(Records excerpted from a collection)
=== Begin Enclosure ===

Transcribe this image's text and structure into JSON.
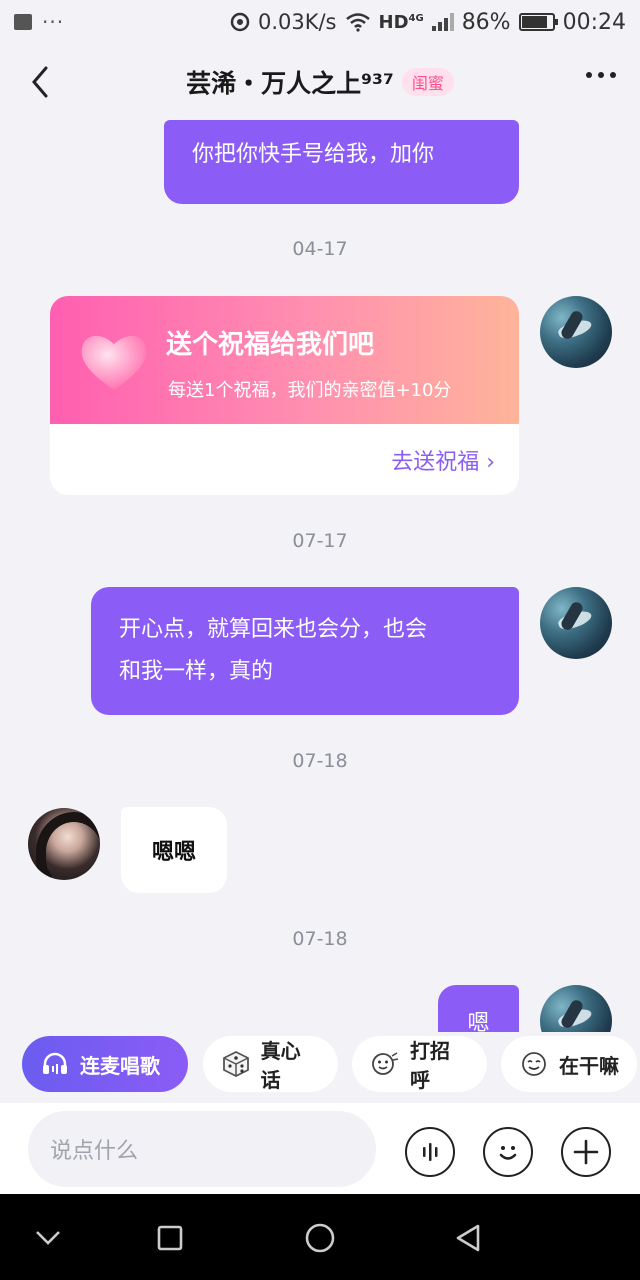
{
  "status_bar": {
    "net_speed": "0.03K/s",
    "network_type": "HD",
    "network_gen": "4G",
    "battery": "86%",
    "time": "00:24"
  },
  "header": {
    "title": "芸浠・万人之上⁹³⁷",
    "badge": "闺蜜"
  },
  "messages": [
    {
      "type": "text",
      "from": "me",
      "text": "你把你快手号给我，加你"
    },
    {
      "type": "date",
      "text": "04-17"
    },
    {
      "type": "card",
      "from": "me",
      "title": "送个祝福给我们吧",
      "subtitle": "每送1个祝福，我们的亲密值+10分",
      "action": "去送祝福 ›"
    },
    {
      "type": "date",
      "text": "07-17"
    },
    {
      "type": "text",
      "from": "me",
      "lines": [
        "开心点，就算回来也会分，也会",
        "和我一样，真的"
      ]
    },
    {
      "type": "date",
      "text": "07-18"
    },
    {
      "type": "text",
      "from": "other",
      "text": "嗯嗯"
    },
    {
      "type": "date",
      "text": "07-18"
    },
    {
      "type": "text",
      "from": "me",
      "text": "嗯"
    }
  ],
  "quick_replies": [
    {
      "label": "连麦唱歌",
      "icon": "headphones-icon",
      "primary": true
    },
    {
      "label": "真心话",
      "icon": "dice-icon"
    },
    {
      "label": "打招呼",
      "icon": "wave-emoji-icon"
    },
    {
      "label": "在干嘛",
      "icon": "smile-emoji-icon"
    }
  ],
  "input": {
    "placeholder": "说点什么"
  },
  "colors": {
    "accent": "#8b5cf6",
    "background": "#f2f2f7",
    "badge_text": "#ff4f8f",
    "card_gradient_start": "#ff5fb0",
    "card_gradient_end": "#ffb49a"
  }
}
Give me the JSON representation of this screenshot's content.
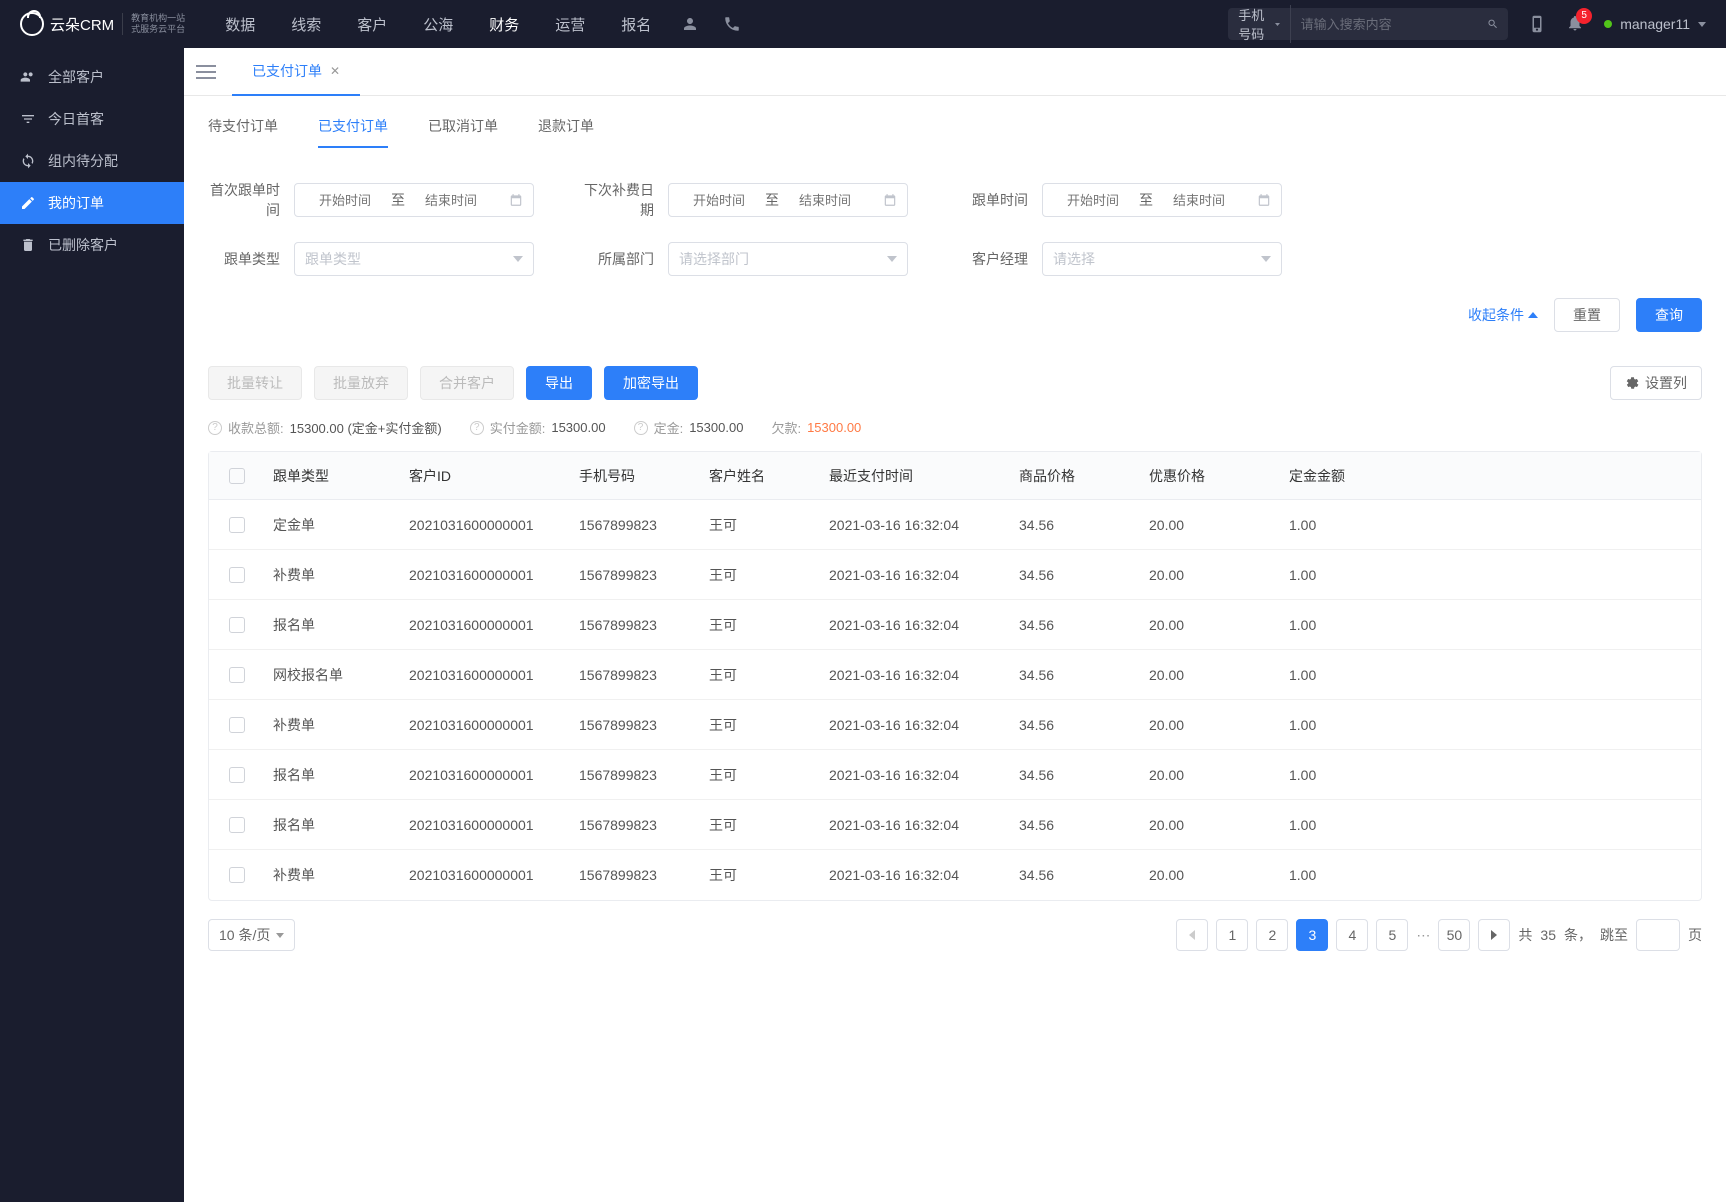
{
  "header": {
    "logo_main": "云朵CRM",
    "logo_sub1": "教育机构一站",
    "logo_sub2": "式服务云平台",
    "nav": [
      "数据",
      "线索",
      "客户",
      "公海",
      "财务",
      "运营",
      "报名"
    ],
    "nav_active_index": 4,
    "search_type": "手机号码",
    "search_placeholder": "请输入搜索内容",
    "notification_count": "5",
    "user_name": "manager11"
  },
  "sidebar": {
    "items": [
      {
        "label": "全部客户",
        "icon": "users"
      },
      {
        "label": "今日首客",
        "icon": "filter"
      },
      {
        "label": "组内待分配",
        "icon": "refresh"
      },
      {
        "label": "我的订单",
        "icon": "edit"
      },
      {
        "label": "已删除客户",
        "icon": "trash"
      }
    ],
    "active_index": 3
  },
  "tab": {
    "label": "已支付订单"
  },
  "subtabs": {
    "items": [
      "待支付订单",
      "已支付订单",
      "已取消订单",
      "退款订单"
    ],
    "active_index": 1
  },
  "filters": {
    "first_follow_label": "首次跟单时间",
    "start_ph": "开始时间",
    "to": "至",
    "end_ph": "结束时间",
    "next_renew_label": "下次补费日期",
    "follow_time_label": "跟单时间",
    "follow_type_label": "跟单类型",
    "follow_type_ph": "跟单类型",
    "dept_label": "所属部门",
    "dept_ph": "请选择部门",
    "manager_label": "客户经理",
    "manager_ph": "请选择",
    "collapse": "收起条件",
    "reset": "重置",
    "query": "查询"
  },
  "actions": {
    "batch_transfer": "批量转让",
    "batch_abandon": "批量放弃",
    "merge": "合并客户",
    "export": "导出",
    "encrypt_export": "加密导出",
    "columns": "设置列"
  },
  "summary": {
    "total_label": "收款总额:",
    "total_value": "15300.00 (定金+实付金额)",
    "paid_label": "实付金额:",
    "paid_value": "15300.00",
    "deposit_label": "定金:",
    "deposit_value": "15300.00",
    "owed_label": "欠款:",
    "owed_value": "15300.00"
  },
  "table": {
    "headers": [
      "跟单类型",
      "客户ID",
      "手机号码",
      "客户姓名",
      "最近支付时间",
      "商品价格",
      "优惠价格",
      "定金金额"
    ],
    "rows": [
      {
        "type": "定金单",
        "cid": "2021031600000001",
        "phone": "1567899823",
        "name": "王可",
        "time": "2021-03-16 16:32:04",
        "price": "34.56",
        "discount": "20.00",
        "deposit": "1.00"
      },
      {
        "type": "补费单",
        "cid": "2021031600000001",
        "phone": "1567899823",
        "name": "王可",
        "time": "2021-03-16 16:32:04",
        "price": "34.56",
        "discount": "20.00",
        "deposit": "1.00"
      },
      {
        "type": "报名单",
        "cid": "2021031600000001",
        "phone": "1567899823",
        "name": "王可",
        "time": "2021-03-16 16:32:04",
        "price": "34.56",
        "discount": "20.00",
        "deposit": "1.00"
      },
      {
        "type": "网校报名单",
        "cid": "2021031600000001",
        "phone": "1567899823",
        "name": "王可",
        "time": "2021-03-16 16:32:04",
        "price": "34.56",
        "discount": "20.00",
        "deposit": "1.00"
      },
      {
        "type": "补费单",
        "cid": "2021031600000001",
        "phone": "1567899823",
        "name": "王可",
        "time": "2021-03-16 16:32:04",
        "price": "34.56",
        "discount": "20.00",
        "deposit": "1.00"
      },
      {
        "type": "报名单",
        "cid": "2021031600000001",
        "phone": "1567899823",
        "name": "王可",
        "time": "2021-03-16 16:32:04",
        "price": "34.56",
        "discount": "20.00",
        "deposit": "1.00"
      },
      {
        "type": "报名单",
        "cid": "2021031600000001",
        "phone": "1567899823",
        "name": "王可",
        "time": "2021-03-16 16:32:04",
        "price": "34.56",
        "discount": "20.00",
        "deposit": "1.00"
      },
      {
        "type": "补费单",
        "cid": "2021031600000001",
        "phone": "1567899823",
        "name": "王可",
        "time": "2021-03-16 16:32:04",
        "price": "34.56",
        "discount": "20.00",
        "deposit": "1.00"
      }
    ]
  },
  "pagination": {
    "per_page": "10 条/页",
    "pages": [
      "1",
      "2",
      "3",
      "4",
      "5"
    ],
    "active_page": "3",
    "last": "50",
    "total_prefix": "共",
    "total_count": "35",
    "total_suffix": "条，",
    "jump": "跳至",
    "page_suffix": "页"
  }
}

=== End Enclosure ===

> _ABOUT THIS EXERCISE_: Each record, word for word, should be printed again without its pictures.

> _YOUR SOLUTION_:
Transcribe this image's text and structure into JSON.
{
  "status_bar": {
    "net_speed": "0.03K/s",
    "network_type": "HD",
    "network_gen": "4G",
    "battery": "86%",
    "time": "00:24"
  },
  "header": {
    "title": "芸浠・万人之上⁹³⁷",
    "badge": "闺蜜"
  },
  "messages": [
    {
      "type": "text",
      "from": "me",
      "text": "你把你快手号给我，加你"
    },
    {
      "type": "date",
      "text": "04-17"
    },
    {
      "type": "card",
      "from": "me",
      "title": "送个祝福给我们吧",
      "subtitle": "每送1个祝福，我们的亲密值+10分",
      "action": "去送祝福 ›"
    },
    {
      "type": "date",
      "text": "07-17"
    },
    {
      "type": "text",
      "from": "me",
      "lines": [
        "开心点，就算回来也会分，也会",
        "和我一样，真的"
      ]
    },
    {
      "type": "date",
      "text": "07-18"
    },
    {
      "type": "text",
      "from": "other",
      "text": "嗯嗯"
    },
    {
      "type": "date",
      "text": "07-18"
    },
    {
      "type": "text",
      "from": "me",
      "text": "嗯"
    }
  ],
  "quick_replies": [
    {
      "label": "连麦唱歌",
      "icon": "headphones-icon",
      "primary": true
    },
    {
      "label": "真心话",
      "icon": "dice-icon"
    },
    {
      "label": "打招呼",
      "icon": "wave-emoji-icon"
    },
    {
      "label": "在干嘛",
      "icon": "smile-emoji-icon"
    }
  ],
  "input": {
    "placeholder": "说点什么"
  },
  "colors": {
    "accent": "#8b5cf6",
    "background": "#f2f2f7",
    "badge_text": "#ff4f8f",
    "card_gradient_start": "#ff5fb0",
    "card_gradient_end": "#ffb49a"
  }
}
Give me the JSON representation of this screenshot's content.
{
  "header": {
    "logo_main": "云朵CRM",
    "logo_sub1": "教育机构一站",
    "logo_sub2": "式服务云平台",
    "nav": [
      "数据",
      "线索",
      "客户",
      "公海",
      "财务",
      "运营",
      "报名"
    ],
    "nav_active_index": 4,
    "search_type": "手机号码",
    "search_placeholder": "请输入搜索内容",
    "notification_count": "5",
    "user_name": "manager11"
  },
  "sidebar": {
    "items": [
      {
        "label": "全部客户",
        "icon": "users"
      },
      {
        "label": "今日首客",
        "icon": "filter"
      },
      {
        "label": "组内待分配",
        "icon": "refresh"
      },
      {
        "label": "我的订单",
        "icon": "edit"
      },
      {
        "label": "已删除客户",
        "icon": "trash"
      }
    ],
    "active_index": 3
  },
  "tab": {
    "label": "已支付订单"
  },
  "subtabs": {
    "items": [
      "待支付订单",
      "已支付订单",
      "已取消订单",
      "退款订单"
    ],
    "active_index": 1
  },
  "filters": {
    "first_follow_label": "首次跟单时间",
    "start_ph": "开始时间",
    "to": "至",
    "end_ph": "结束时间",
    "next_renew_label": "下次补费日期",
    "follow_time_label": "跟单时间",
    "follow_type_label": "跟单类型",
    "follow_type_ph": "跟单类型",
    "dept_label": "所属部门",
    "dept_ph": "请选择部门",
    "manager_label": "客户经理",
    "manager_ph": "请选择",
    "collapse": "收起条件",
    "reset": "重置",
    "query": "查询"
  },
  "actions": {
    "batch_transfer": "批量转让",
    "batch_abandon": "批量放弃",
    "merge": "合并客户",
    "export": "导出",
    "encrypt_export": "加密导出",
    "columns": "设置列"
  },
  "summary": {
    "total_label": "收款总额:",
    "total_value": "15300.00 (定金+实付金额)",
    "paid_label": "实付金额:",
    "paid_value": "15300.00",
    "deposit_label": "定金:",
    "deposit_value": "15300.00",
    "owed_label": "欠款:",
    "owed_value": "15300.00"
  },
  "table": {
    "headers": [
      "跟单类型",
      "客户ID",
      "手机号码",
      "客户姓名",
      "最近支付时间",
      "商品价格",
      "优惠价格",
      "定金金额"
    ],
    "rows": [
      {
        "type": "定金单",
        "cid": "2021031600000001",
        "phone": "1567899823",
        "name": "王可",
        "time": "2021-03-16 16:32:04",
        "price": "34.56",
        "discount": "20.00",
        "deposit": "1.00"
      },
      {
        "type": "补费单",
        "cid": "2021031600000001",
        "phone": "1567899823",
        "name": "王可",
        "time": "2021-03-16 16:32:04",
        "price": "34.56",
        "discount": "20.00",
        "deposit": "1.00"
      },
      {
        "type": "报名单",
        "cid": "2021031600000001",
        "phone": "1567899823",
        "name": "王可",
        "time": "2021-03-16 16:32:04",
        "price": "34.56",
        "discount": "20.00",
        "deposit": "1.00"
      },
      {
        "type": "网校报名单",
        "cid": "2021031600000001",
        "phone": "1567899823",
        "name": "王可",
        "time": "2021-03-16 16:32:04",
        "price": "34.56",
        "discount": "20.00",
        "deposit": "1.00"
      },
      {
        "type": "补费单",
        "cid": "2021031600000001",
        "phone": "1567899823",
        "name": "王可",
        "time": "2021-03-16 16:32:04",
        "price": "34.56",
        "discount": "20.00",
        "deposit": "1.00"
      },
      {
        "type": "报名单",
        "cid": "2021031600000001",
        "phone": "1567899823",
        "name": "王可",
        "time": "2021-03-16 16:32:04",
        "price": "34.56",
        "discount": "20.00",
        "deposit": "1.00"
      },
      {
        "type": "报名单",
        "cid": "2021031600000001",
        "phone": "1567899823",
        "name": "王可",
        "time": "2021-03-16 16:32:04",
        "price": "34.56",
        "discount": "20.00",
        "deposit": "1.00"
      },
      {
        "type": "补费单",
        "cid": "2021031600000001",
        "phone": "1567899823",
        "name": "王可",
        "time": "2021-03-16 16:32:04",
        "price": "34.56",
        "discount": "20.00",
        "deposit": "1.00"
      }
    ]
  },
  "pagination": {
    "per_page": "10 条/页",
    "pages": [
      "1",
      "2",
      "3",
      "4",
      "5"
    ],
    "active_page": "3",
    "last": "50",
    "total_prefix": "共",
    "total_count": "35",
    "total_suffix": "条，",
    "jump": "跳至",
    "page_suffix": "页"
  }
}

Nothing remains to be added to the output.